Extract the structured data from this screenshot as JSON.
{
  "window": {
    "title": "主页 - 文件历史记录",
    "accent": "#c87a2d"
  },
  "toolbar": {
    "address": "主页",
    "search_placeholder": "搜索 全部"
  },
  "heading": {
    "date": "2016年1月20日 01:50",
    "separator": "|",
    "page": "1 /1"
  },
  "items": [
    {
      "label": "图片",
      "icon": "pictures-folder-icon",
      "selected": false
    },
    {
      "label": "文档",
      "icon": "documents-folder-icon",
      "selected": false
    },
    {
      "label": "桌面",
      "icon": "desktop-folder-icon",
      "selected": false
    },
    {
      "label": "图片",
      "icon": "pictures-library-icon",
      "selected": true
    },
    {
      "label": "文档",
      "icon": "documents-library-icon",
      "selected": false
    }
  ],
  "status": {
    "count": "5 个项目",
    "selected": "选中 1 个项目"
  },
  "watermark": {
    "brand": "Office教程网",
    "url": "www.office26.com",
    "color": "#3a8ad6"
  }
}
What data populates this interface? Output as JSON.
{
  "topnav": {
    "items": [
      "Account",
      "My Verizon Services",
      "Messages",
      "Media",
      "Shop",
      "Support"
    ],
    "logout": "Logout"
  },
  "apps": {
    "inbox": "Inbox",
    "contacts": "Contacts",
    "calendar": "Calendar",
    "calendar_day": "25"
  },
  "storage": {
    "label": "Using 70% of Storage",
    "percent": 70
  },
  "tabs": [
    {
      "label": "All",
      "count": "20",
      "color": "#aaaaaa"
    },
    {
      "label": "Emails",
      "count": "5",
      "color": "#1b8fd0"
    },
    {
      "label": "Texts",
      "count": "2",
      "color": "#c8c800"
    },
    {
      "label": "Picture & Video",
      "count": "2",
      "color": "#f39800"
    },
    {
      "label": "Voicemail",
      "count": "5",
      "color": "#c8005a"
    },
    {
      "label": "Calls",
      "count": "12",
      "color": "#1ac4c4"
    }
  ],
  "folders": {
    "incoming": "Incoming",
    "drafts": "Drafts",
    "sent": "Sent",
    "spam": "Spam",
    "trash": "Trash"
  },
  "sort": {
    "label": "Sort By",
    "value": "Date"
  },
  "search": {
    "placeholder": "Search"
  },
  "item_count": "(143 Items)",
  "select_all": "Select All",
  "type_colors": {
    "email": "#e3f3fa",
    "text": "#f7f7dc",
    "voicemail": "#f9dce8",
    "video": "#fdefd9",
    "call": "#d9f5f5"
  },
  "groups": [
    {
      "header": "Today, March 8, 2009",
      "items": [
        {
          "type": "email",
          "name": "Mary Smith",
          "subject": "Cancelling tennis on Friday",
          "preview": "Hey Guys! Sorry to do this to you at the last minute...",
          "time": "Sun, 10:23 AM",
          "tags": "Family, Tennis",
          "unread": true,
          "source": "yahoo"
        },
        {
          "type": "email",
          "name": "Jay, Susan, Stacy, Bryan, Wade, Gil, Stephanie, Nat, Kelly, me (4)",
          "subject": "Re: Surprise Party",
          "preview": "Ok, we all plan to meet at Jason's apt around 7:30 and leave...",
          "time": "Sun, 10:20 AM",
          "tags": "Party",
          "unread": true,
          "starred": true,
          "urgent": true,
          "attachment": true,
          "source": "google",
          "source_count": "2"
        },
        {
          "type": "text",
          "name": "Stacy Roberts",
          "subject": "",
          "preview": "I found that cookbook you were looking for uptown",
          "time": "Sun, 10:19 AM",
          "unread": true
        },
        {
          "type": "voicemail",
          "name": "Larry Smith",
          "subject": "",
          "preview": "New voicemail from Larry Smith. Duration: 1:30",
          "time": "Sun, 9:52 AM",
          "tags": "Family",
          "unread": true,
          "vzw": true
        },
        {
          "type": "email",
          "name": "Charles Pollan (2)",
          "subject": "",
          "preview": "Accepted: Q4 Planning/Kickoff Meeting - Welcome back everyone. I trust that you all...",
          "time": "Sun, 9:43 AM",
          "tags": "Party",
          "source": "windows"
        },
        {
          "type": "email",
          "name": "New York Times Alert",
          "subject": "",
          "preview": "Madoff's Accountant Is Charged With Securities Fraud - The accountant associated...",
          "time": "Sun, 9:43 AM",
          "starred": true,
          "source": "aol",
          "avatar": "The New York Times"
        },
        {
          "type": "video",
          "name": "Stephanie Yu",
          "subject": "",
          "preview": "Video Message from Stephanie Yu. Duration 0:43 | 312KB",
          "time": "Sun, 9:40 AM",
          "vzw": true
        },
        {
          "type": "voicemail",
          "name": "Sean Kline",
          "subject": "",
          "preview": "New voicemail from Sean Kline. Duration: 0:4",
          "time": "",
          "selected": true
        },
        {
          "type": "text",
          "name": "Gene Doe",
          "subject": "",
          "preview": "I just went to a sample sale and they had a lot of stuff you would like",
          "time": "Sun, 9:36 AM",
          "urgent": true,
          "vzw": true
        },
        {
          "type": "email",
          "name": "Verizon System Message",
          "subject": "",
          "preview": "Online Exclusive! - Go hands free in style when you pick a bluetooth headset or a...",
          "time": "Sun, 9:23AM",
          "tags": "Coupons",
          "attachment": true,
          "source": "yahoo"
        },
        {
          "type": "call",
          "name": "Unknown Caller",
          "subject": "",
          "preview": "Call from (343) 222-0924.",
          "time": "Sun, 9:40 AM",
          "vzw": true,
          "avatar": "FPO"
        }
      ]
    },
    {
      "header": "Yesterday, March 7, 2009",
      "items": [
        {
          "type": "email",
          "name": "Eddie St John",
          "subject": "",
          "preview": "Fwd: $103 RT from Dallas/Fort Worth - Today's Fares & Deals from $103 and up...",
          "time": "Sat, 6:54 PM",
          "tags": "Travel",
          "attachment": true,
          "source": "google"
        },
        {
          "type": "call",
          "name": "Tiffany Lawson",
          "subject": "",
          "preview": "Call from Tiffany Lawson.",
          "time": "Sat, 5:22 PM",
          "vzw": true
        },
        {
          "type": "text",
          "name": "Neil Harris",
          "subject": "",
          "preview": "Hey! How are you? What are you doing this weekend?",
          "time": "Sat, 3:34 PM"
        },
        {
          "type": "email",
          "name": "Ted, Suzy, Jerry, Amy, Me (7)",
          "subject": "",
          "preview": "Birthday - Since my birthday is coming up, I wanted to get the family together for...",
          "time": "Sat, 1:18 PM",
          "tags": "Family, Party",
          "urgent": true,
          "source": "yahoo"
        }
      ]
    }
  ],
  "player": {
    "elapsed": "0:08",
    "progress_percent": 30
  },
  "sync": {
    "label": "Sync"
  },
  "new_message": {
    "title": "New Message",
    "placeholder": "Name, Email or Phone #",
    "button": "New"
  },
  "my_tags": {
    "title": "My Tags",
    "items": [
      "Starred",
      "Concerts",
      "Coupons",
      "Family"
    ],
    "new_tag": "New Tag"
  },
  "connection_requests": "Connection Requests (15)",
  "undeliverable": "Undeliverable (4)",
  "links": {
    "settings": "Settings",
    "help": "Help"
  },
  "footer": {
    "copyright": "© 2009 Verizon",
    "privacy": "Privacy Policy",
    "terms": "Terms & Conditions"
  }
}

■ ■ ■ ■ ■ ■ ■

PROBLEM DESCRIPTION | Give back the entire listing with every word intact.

EXERCISE RESULT |
Extract the structured data from this screenshot as JSON.
{
  "window": {
    "title": "主页 - 文件历史记录",
    "accent": "#c87a2d"
  },
  "toolbar": {
    "address": "主页",
    "search_placeholder": "搜索 全部"
  },
  "heading": {
    "date": "2016年1月20日 01:50",
    "separator": "|",
    "page": "1 /1"
  },
  "items": [
    {
      "label": "图片",
      "icon": "pictures-folder-icon",
      "selected": false
    },
    {
      "label": "文档",
      "icon": "documents-folder-icon",
      "selected": false
    },
    {
      "label": "桌面",
      "icon": "desktop-folder-icon",
      "selected": false
    },
    {
      "label": "图片",
      "icon": "pictures-library-icon",
      "selected": true
    },
    {
      "label": "文档",
      "icon": "documents-library-icon",
      "selected": false
    }
  ],
  "status": {
    "count": "5 个项目",
    "selected": "选中 1 个项目"
  },
  "watermark": {
    "brand": "Office教程网",
    "url": "www.office26.com",
    "color": "#3a8ad6"
  }
}
What data populates this interface? Output as JSON.
{
  "topnav": {
    "items": [
      "Account",
      "My Verizon Services",
      "Messages",
      "Media",
      "Shop",
      "Support"
    ],
    "logout": "Logout"
  },
  "apps": {
    "inbox": "Inbox",
    "contacts": "Contacts",
    "calendar": "Calendar",
    "calendar_day": "25"
  },
  "storage": {
    "label": "Using 70% of Storage",
    "percent": 70
  },
  "tabs": [
    {
      "label": "All",
      "count": "20",
      "color": "#aaaaaa"
    },
    {
      "label": "Emails",
      "count": "5",
      "color": "#1b8fd0"
    },
    {
      "label": "Texts",
      "count": "2",
      "color": "#c8c800"
    },
    {
      "label": "Picture & Video",
      "count": "2",
      "color": "#f39800"
    },
    {
      "label": "Voicemail",
      "count": "5",
      "color": "#c8005a"
    },
    {
      "label": "Calls",
      "count": "12",
      "color": "#1ac4c4"
    }
  ],
  "folders": {
    "incoming": "Incoming",
    "drafts": "Drafts",
    "sent": "Sent",
    "spam": "Spam",
    "trash": "Trash"
  },
  "sort": {
    "label": "Sort By",
    "value": "Date"
  },
  "search": {
    "placeholder": "Search"
  },
  "item_count": "(143 Items)",
  "select_all": "Select All",
  "type_colors": {
    "email": "#e3f3fa",
    "text": "#f7f7dc",
    "voicemail": "#f9dce8",
    "video": "#fdefd9",
    "call": "#d9f5f5"
  },
  "groups": [
    {
      "header": "Today, March 8, 2009",
      "items": [
        {
          "type": "email",
          "name": "Mary Smith",
          "subject": "Cancelling tennis on Friday",
          "preview": "Hey Guys! Sorry to do this to you at the last minute...",
          "time": "Sun, 10:23 AM",
          "tags": "Family, Tennis",
          "unread": true,
          "source": "yahoo"
        },
        {
          "type": "email",
          "name": "Jay, Susan, Stacy, Bryan, Wade, Gil, Stephanie, Nat, Kelly, me (4)",
          "subject": "Re: Surprise Party",
          "preview": "Ok, we all plan to meet at Jason's apt around 7:30 and leave...",
          "time": "Sun, 10:20 AM",
          "tags": "Party",
          "unread": true,
          "starred": true,
          "urgent": true,
          "attachment": true,
          "source": "google",
          "source_count": "2"
        },
        {
          "type": "text",
          "name": "Stacy Roberts",
          "subject": "",
          "preview": "I found that cookbook you were looking for uptown",
          "time": "Sun, 10:19 AM",
          "unread": true
        },
        {
          "type": "voicemail",
          "name": "Larry Smith",
          "subject": "",
          "preview": "New voicemail from Larry Smith. Duration: 1:30",
          "time": "Sun, 9:52 AM",
          "tags": "Family",
          "unread": true,
          "vzw": true
        },
        {
          "type": "email",
          "name": "Charles Pollan (2)",
          "subject": "",
          "preview": "Accepted: Q4 Planning/Kickoff Meeting - Welcome back everyone. I trust that you all...",
          "time": "Sun, 9:43 AM",
          "tags": "Party",
          "source": "windows"
        },
        {
          "type": "email",
          "name": "New York Times Alert",
          "subject": "",
          "preview": "Madoff's Accountant Is Charged With Securities Fraud - The accountant associated...",
          "time": "Sun, 9:43 AM",
          "starred": true,
          "source": "aol",
          "avatar": "The New York Times"
        },
        {
          "type": "video",
          "name": "Stephanie Yu",
          "subject": "",
          "preview": "Video Message from Stephanie Yu. Duration 0:43 | 312KB",
          "time": "Sun, 9:40 AM",
          "vzw": true
        },
        {
          "type": "voicemail",
          "name": "Sean Kline",
          "subject": "",
          "preview": "New voicemail from Sean Kline. Duration: 0:4",
          "time": "",
          "selected": true
        },
        {
          "type": "text",
          "name": "Gene Doe",
          "subject": "",
          "preview": "I just went to a sample sale and they had a lot of stuff you would like",
          "time": "Sun, 9:36 AM",
          "urgent": true,
          "vzw": true
        },
        {
          "type": "email",
          "name": "Verizon System Message",
          "subject": "",
          "preview": "Online Exclusive! - Go hands free in style when you pick a bluetooth headset or a...",
          "time": "Sun, 9:23AM",
          "tags": "Coupons",
          "attachment": true,
          "source": "yahoo"
        },
        {
          "type": "call",
          "name": "Unknown Caller",
          "subject": "",
          "preview": "Call from (343) 222-0924.",
          "time": "Sun, 9:40 AM",
          "vzw": true,
          "avatar": "FPO"
        }
      ]
    },
    {
      "header": "Yesterday, March 7, 2009",
      "items": [
        {
          "type": "email",
          "name": "Eddie St John",
          "subject": "",
          "preview": "Fwd: $103 RT from Dallas/Fort Worth - Today's Fares & Deals from $103 and up...",
          "time": "Sat, 6:54 PM",
          "tags": "Travel",
          "attachment": true,
          "source": "google"
        },
        {
          "type": "call",
          "name": "Tiffany Lawson",
          "subject": "",
          "preview": "Call from Tiffany Lawson.",
          "time": "Sat, 5:22 PM",
          "vzw": true
        },
        {
          "type": "text",
          "name": "Neil Harris",
          "subject": "",
          "preview": "Hey! How are you? What are you doing this weekend?",
          "time": "Sat, 3:34 PM"
        },
        {
          "type": "email",
          "name": "Ted, Suzy, Jerry, Amy, Me (7)",
          "subject": "",
          "preview": "Birthday - Since my birthday is coming up, I wanted to get the family together for...",
          "time": "Sat, 1:18 PM",
          "tags": "Family, Party",
          "urgent": true,
          "source": "yahoo"
        }
      ]
    }
  ],
  "player": {
    "elapsed": "0:08",
    "progress_percent": 30
  },
  "sync": {
    "label": "Sync"
  },
  "new_message": {
    "title": "New Message",
    "placeholder": "Name, Email or Phone #",
    "button": "New"
  },
  "my_tags": {
    "title": "My Tags",
    "items": [
      "Starred",
      "Concerts",
      "Coupons",
      "Family"
    ],
    "new_tag": "New Tag"
  },
  "connection_requests": "Connection Requests (15)",
  "undeliverable": "Undeliverable (4)",
  "links": {
    "settings": "Settings",
    "help": "Help"
  },
  "footer": {
    "copyright": "© 2009 Verizon",
    "privacy": "Privacy Policy",
    "terms": "Terms & Conditions"
  }
}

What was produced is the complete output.